Megan Taylor’s Tewaaraton Resonates Beyond College Park


Maryland's Megan Taylor, a four-time Big Ten Goaltender of the Year, became the first goalie to win the Tewaaraton Award.

When Megan Taylor’s name was called as the 2019 Tewaaraton Award winner last week, there was a predictably loud roar from her University of Maryland teammates in attendance.

But the cheers reached far beyond her teammates from College Park and the attendees at the event at the Smithsonian Institution’s National Museum of the American Indian in Washington D.C.

Those are just a sampling of the responses on social media to Taylor becoming the first goaltender, male or female, to win the Tewaaraton.

“There’s only been two goalies nominated and one defender and we’re 19 years into this,” said Taylor’s college coach, Cathy Reese. “To have a goalie that’s actually had the career and season she’s had, she’s so deserving of it and I think it’s cool that she’s presented with it. It’s pretty cool for the sport as a whole. I think that’s awesome.”

Taylor’s award was not a token nod.

Last year’s Tewaaraton winner, Sam Apuzzo, put up more monster numbers with 94 goals, 124 points and 191 draw controls in leading Boston College to the NCAA championship game for the third straight year. Apuzzo’s BC teammate, Dempsey Arsenault, is one of the game’s top all-around players had 65 goals, 92 points, 100 draw controls and a team-leading 44 ground balls.

Senior Selena Lasota led Northwestern back to the final four for the first time since 2014 with career-best totals of 85 goals and 104 points. Taylor’s own Maryland teammate, Jen Giles, poured in 82 points.

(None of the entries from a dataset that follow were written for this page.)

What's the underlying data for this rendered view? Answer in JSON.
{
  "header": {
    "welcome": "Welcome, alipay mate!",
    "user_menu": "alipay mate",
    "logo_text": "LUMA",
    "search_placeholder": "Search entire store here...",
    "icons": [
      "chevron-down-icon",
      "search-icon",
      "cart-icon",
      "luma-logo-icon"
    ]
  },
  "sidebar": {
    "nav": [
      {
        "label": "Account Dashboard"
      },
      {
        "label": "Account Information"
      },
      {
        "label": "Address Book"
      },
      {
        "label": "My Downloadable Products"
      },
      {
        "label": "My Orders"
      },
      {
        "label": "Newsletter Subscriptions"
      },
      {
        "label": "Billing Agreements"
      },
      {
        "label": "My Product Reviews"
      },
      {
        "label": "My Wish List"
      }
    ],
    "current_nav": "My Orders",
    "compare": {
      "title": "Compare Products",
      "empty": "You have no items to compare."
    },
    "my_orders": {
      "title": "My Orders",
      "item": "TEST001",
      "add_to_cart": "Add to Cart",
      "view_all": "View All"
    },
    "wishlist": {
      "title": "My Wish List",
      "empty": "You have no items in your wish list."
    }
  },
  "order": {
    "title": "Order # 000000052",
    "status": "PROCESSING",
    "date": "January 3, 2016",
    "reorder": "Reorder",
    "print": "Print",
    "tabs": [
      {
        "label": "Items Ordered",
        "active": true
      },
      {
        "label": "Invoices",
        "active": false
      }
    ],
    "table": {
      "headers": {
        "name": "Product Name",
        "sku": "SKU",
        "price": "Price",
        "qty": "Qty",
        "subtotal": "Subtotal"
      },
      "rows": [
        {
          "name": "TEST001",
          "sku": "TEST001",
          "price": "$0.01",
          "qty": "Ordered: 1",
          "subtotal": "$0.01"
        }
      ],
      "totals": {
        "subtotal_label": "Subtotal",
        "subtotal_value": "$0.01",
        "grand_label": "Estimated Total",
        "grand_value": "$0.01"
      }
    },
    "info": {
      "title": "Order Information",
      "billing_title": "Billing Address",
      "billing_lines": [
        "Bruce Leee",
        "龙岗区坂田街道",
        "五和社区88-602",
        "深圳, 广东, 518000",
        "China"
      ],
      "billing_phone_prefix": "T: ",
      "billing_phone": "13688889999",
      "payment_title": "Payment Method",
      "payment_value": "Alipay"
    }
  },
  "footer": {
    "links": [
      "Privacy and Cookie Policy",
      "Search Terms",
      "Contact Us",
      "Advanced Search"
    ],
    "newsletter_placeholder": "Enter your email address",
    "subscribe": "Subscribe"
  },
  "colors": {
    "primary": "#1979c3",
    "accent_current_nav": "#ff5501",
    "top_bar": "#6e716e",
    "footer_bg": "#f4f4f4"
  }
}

Taylor won the award from this strong class of finalists by posting one of the best seasons seen by a goalie in years. Taylor, already the IWLCA National Goaltender of the Year in 2017, had a career-best 55.1 save percentage to earn her fourth straight Big Ten Goaltender of the Year recognition.

Her role has taken on more importance with recent rule changes in collegiate women’s lacrosse.

“As we implemented the shot clock in our sport, and free movement, there’s more and more shots coming on goal,” Reese said. “Teams used to hold the ball before they even thought about taking a shot. Our goalkeepers are seeing more shots.”

Maryland captured its 14th national championship in part because of the play of Taylor on championship weekend. That didn’t appear to be in the cards when the Terps were controlled by Northwestern 16-11 in the Big Ten championship game for its only loss of the season. It was Taylor’s worst statistical game of the year as she made just seven saves for a 34.8 save percentage.

“That game as a whole, team and her, was just a chance to reset,” Reese said. “We needed to do better on the offensive end, we needed to do better on the defensive end, she needed to do better in the cage. That was a chance to take a deep breath and look at what we’re doing.

“I think [the Northwestern loss] kind of fueled our fire and propelled us into the NCAA tournament. We kept getting better each game. If you look offensively in the semifinals, we were at a whole different level than in the Big Ten championship game. Then you go to the championship game to play against, my God, one of the top offenses in the nation in Boston College, to have our defense step up the way they did and have her make the saves that she did.”

Taylor made 39 saves through Maryland’s four NCAA tournament victories. She held Boston College to a season-low 10 goals in the championship game, making 10 saves, and held Stony Brook, Denver and Northwestern each to their second-lowest scoring outputs of the season. It was an effort that earned her NCAA Tournament Most Outstanding Player honors.

That was no surprise in College Park.

“To have her in goal as the backbone kind of anchoring us just makes you feel very comfortable,” Reese said. “She makes some saves that are ridiculous that she has no business making, but those are some of the saves that end up winning us games and winning us championships.”

And had a goalie winning the Tewaaraton.

Most Recent

Florida State Adds Women's Lacrosse for 2025-26 Academic Year

Florida State will become the 118th Division I women's program in the country.

Now Cancer-Free, Allison Kwolek Hopes Her Story Inspires Others

Allison Kwolek almost skipped a mammogram appointment that might have saved her life.

Xavier Coach Meg Decker Honored by IWLCA with Kristina Quigley Award

The award honors Kristina Quigley, the former Seton Hill coach.

Wonder No More: Delaney Ott has Made the Jump from WLCA to Division I

The WCLA goalie of the year in 2022 and 2023, Ott is now testing herself at Duke.

Twitter Posts

Get the best and latest from delivered weekly straight to your inbox: